Dismiss Notice
Join Physics Forums Today!
The friendliest, high quality science and math community on the planet! Everyone who loves science is here!

Breit Wigner for photon intermediates

  1. May 21, 2012 #1
    Hey!

    I'm hoping someone can help me understand a basic problem I'm having with understanding the BW formula:

    [tex]
    \sigma(i,j) = \frac{\pi}{k^2} \frac{\Gamma_i \Gamma_j}{(E - E_0)^2 + \Gamma}
    [/tex]

    In this, [itex]E_0[/itex] is the "characteristic rest mass energy of the resonance." I thought this meant the rest mass of the intermediate particle for the resonance, but in the case of a photon how does this work?

    Then I tried to consider the products, but surely the energy of the final system, and therefore it's rest mass, depends on the energy of the incident particles?

    The specific reaction I'm trying to understand is [itex] e^- + e^+ \rightarrow \gamma \rightarrow \mu^- + \mu^+ [/itex]


    Thanks for any help!
     
  2. jcsd
  3. May 22, 2012 #2

    Bill_K

    User Avatar
    Science Advisor

    What's wrong with the obvious, E0 = 0?
     
  4. May 22, 2012 #3

    Vanadium 50

    User Avatar
    Staff Emeritus
    Science Advisor
    Education Advisor

    The Breit-Wigner is not appropriate for that reaction. It would be appropriate if you were going through a massive resonance, like a phi.
     
  5. May 22, 2012 #4
    Gotcha. Turns out that the resonances I was looking at are due to [itex]b\bar{b}^\star = \Upsilon^\star [/itex] intermediates that decay to [itex] \Upsilon[/itex]s. For anyone else who stumbles on this, these are the resonances at ~10GeV.
     
  6. May 23, 2012 #5

    Bill_K

    User Avatar
    Science Advisor

    Well you may be seeing another resonance, but I still think the Breit-Wigner form (or a limiting case of it) is entirely appropriate for a reaction like this. I'm Looking at Halzen and Martin, who analyze e+ e- → μ+ μ-, specifically for the interference effect caused by neutral currents. That is, the intermediate particle can either be γ or Z. They find the invariant matrix elements (ignoring nonessential factors)

    Mγ = e2/s
    MZ = g2/(s - MZ2 + iMZΓZ)

    where s is the Mandelstam s. The latter is clearly Breit-Wigner, and the former a limiting case of it.
     
Know someone interested in this topic? Share this thread via Reddit, Google+, Twitter, or Facebook
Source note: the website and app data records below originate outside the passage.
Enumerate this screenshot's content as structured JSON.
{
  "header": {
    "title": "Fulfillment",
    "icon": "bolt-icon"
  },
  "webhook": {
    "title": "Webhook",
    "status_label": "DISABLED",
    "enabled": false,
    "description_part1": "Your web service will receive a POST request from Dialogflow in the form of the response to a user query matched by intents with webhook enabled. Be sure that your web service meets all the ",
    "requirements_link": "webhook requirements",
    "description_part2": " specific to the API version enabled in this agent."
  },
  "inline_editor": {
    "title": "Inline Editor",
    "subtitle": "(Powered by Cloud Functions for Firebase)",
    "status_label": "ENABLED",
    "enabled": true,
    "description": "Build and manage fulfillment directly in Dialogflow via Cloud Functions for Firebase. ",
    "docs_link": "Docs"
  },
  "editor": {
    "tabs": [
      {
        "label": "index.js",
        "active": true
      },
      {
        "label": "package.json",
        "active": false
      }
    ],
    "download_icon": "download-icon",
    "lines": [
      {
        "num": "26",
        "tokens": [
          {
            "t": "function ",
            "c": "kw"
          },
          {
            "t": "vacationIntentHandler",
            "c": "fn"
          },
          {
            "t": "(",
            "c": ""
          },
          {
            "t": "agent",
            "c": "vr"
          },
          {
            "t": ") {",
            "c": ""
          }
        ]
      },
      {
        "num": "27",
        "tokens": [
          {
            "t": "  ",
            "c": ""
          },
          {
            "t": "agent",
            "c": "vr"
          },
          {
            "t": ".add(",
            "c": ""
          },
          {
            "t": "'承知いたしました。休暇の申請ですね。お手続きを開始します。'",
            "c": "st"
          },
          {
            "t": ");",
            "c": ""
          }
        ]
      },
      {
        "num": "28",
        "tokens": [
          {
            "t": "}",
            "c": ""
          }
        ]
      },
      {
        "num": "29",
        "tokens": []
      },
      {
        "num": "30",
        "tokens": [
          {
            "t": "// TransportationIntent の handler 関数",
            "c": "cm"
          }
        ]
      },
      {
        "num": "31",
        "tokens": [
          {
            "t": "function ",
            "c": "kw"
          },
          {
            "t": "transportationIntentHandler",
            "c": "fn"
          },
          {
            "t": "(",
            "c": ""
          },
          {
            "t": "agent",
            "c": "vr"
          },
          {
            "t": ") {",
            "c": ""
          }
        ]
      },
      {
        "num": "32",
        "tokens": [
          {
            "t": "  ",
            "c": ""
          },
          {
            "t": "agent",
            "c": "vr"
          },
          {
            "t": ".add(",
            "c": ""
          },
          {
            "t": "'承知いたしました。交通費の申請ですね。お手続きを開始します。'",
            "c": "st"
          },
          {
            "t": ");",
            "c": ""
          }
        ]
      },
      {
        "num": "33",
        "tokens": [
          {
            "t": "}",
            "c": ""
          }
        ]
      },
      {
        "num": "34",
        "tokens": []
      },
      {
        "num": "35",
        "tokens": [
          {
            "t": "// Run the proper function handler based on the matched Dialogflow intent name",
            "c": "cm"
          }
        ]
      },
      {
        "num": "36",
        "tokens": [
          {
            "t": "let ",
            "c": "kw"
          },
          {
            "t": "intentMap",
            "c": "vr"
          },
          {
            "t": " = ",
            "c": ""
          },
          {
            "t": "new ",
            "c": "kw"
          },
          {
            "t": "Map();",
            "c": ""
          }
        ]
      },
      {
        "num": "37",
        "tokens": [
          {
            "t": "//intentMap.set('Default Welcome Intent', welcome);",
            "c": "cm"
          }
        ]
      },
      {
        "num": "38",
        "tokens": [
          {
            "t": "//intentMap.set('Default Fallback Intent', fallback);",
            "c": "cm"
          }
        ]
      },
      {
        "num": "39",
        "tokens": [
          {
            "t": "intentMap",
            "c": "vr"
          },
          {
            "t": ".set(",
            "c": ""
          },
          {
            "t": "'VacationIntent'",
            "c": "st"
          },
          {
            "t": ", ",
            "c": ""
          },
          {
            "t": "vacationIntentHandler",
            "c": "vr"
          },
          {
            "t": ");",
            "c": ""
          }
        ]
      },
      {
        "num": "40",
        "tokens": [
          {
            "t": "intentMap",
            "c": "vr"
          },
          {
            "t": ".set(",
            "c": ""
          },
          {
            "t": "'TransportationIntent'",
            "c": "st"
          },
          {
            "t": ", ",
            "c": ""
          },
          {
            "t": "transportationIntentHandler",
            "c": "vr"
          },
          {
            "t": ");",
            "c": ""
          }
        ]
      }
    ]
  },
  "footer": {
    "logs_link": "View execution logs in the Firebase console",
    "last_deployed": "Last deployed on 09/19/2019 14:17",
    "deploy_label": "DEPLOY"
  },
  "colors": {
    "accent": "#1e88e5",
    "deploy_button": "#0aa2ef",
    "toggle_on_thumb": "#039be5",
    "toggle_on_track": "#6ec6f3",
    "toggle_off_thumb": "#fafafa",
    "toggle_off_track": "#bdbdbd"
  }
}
Similar Discussions: Breit Wigner for photon intermediates
  1. Breit-Wigner formula (Replies: 6)

  2. Breit-Wigner Formula (Replies: 1)

  3. Breit Wigner Formula (Replies: 7)

Loading...